= TASK TO COMPLETE =
Every record here needs to be retyped exactly.

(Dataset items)
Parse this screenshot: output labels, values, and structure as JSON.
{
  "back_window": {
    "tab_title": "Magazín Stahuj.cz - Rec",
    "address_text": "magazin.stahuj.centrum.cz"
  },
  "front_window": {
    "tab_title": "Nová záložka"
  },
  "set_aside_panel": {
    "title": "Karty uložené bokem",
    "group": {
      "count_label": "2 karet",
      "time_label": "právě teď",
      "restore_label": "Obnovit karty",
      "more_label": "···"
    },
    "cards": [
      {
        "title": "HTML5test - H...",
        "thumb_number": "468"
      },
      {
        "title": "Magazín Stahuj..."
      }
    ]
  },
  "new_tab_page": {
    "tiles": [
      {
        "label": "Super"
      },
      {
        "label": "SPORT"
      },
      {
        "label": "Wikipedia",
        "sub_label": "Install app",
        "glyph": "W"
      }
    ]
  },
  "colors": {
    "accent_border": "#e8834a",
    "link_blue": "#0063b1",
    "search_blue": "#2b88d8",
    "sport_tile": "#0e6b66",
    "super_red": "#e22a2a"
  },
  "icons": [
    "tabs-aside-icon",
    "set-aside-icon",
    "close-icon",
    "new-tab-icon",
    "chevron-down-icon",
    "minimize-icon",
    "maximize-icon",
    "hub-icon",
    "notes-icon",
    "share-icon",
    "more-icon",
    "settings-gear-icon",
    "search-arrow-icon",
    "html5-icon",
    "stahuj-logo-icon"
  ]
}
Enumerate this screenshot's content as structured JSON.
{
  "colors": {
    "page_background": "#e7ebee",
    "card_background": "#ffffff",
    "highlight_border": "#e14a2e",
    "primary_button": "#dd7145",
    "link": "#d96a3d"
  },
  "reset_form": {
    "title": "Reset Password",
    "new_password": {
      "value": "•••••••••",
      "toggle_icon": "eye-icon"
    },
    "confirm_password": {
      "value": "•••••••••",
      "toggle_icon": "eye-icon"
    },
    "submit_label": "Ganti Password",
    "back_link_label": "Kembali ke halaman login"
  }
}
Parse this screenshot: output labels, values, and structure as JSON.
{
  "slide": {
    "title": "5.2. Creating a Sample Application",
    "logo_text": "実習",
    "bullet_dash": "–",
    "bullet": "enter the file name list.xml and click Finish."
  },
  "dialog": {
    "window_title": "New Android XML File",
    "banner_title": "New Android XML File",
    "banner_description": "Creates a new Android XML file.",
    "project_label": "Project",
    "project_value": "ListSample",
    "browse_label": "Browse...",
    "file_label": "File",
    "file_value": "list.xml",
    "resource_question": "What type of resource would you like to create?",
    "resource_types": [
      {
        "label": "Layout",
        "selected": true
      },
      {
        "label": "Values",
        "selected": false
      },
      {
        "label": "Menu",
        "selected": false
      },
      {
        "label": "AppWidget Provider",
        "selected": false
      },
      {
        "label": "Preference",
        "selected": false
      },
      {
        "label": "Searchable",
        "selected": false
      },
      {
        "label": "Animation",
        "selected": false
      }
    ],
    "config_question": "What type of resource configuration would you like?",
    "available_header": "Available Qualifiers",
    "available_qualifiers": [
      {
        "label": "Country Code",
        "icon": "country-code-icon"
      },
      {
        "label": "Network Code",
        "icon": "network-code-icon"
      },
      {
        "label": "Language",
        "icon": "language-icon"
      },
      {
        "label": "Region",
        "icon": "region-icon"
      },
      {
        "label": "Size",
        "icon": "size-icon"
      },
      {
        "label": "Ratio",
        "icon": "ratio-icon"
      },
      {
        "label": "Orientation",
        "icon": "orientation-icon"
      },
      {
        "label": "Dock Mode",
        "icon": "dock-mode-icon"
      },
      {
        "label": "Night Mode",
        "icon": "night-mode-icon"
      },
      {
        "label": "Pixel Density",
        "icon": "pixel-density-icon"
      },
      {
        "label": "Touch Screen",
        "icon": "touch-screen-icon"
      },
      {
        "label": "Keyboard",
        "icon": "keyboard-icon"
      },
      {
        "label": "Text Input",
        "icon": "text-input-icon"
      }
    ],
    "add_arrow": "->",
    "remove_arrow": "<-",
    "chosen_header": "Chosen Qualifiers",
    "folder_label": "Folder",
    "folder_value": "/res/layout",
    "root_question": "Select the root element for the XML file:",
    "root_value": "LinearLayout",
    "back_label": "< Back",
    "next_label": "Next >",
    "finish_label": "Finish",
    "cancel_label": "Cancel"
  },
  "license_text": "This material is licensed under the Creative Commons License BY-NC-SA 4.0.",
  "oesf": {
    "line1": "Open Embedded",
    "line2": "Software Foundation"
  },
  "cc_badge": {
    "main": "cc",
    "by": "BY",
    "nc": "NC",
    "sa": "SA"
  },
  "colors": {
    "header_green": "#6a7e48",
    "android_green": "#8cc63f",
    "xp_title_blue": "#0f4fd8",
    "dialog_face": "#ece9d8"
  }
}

= WRITTEN ANSWER =
Parse this screenshot: output labels, values, and structure as JSON.
{
  "back_window": {
    "tab_title": "Magazín Stahuj.cz - Rec",
    "address_text": "magazin.stahuj.centrum.cz"
  },
  "front_window": {
    "tab_title": "Nová záložka"
  },
  "set_aside_panel": {
    "title": "Karty uložené bokem",
    "group": {
      "count_label": "2 karet",
      "time_label": "právě teď",
      "restore_label": "Obnovit karty",
      "more_label": "···"
    },
    "cards": [
      {
        "title": "HTML5test - H...",
        "thumb_number": "468"
      },
      {
        "title": "Magazín Stahuj..."
      }
    ]
  },
  "new_tab_page": {
    "tiles": [
      {
        "label": "Super"
      },
      {
        "label": "SPORT"
      },
      {
        "label": "Wikipedia",
        "sub_label": "Install app",
        "glyph": "W"
      }
    ]
  },
  "colors": {
    "accent_border": "#e8834a",
    "link_blue": "#0063b1",
    "search_blue": "#2b88d8",
    "sport_tile": "#0e6b66",
    "super_red": "#e22a2a"
  },
  "icons": [
    "tabs-aside-icon",
    "set-aside-icon",
    "close-icon",
    "new-tab-icon",
    "chevron-down-icon",
    "minimize-icon",
    "maximize-icon",
    "hub-icon",
    "notes-icon",
    "share-icon",
    "more-icon",
    "settings-gear-icon",
    "search-arrow-icon",
    "html5-icon",
    "stahuj-logo-icon"
  ]
}
Enumerate this screenshot's content as structured JSON.
{
  "colors": {
    "page_background": "#e7ebee",
    "card_background": "#ffffff",
    "highlight_border": "#e14a2e",
    "primary_button": "#dd7145",
    "link": "#d96a3d"
  },
  "reset_form": {
    "title": "Reset Password",
    "new_password": {
      "value": "•••••••••",
      "toggle_icon": "eye-icon"
    },
    "confirm_password": {
      "value": "•••••••••",
      "toggle_icon": "eye-icon"
    },
    "submit_label": "Ganti Password",
    "back_link_label": "Kembali ke halaman login"
  }
}
Parse this screenshot: output labels, values, and structure as JSON.
{
  "slide": {
    "title": "5.2. Creating a Sample Application",
    "logo_text": "実習",
    "bullet_dash": "–",
    "bullet": "enter the file name list.xml and click Finish."
  },
  "dialog": {
    "window_title": "New Android XML File",
    "banner_title": "New Android XML File",
    "banner_description": "Creates a new Android XML file.",
    "project_label": "Project",
    "project_value": "ListSample",
    "browse_label": "Browse...",
    "file_label": "File",
    "file_value": "list.xml",
    "resource_question": "What type of resource would you like to create?",
    "resource_types": [
      {
        "label": "Layout",
        "selected": true
      },
      {
        "label": "Values",
        "selected": false
      },
      {
        "label": "Menu",
        "selected": false
      },
      {
        "label": "AppWidget Provider",
        "selected": false
      },
      {
        "label": "Preference",
        "selected": false
      },
      {
        "label": "Searchable",
        "selected": false
      },
      {
        "label": "Animation",
        "selected": false
      }
    ],
    "config_question": "What type of resource configuration would you like?",
    "available_header": "Available Qualifiers",
    "available_qualifiers": [
      {
        "label": "Country Code",
        "icon": "country-code-icon"
      },
      {
        "label": "Network Code",
        "icon": "network-code-icon"
      },
      {
        "label": "Language",
        "icon": "language-icon"
      },
      {
        "label": "Region",
        "icon": "region-icon"
      },
      {
        "label": "Size",
        "icon": "size-icon"
      },
      {
        "label": "Ratio",
        "icon": "ratio-icon"
      },
      {
        "label": "Orientation",
        "icon": "orientation-icon"
      },
      {
        "label": "Dock Mode",
        "icon": "dock-mode-icon"
      },
      {
        "label": "Night Mode",
        "icon": "night-mode-icon"
      },
      {
        "label": "Pixel Density",
        "icon": "pixel-density-icon"
      },
      {
        "label": "Touch Screen",
        "icon": "touch-screen-icon"
      },
      {
        "label": "Keyboard",
        "icon": "keyboard-icon"
      },
      {
        "label": "Text Input",
        "icon": "text-input-icon"
      }
    ],
    "add_arrow": "->",
    "remove_arrow": "<-",
    "chosen_header": "Chosen Qualifiers",
    "folder_label": "Folder",
    "folder_value": "/res/layout",
    "root_question": "Select the root element for the XML file:",
    "root_value": "LinearLayout",
    "back_label": "< Back",
    "next_label": "Next >",
    "finish_label": "Finish",
    "cancel_label": "Cancel"
  },
  "license_text": "This material is licensed under the Creative Commons License BY-NC-SA 4.0.",
  "oesf": {
    "line1": "Open Embedded",
    "line2": "Software Foundation"
  },
  "cc_badge": {
    "main": "cc",
    "by": "BY",
    "nc": "NC",
    "sa": "SA"
  },
  "colors": {
    "header_green": "#6a7e48",
    "android_green": "#8cc63f",
    "xp_title_blue": "#0f4fd8",
    "dialog_face": "#ece9d8"
  }
}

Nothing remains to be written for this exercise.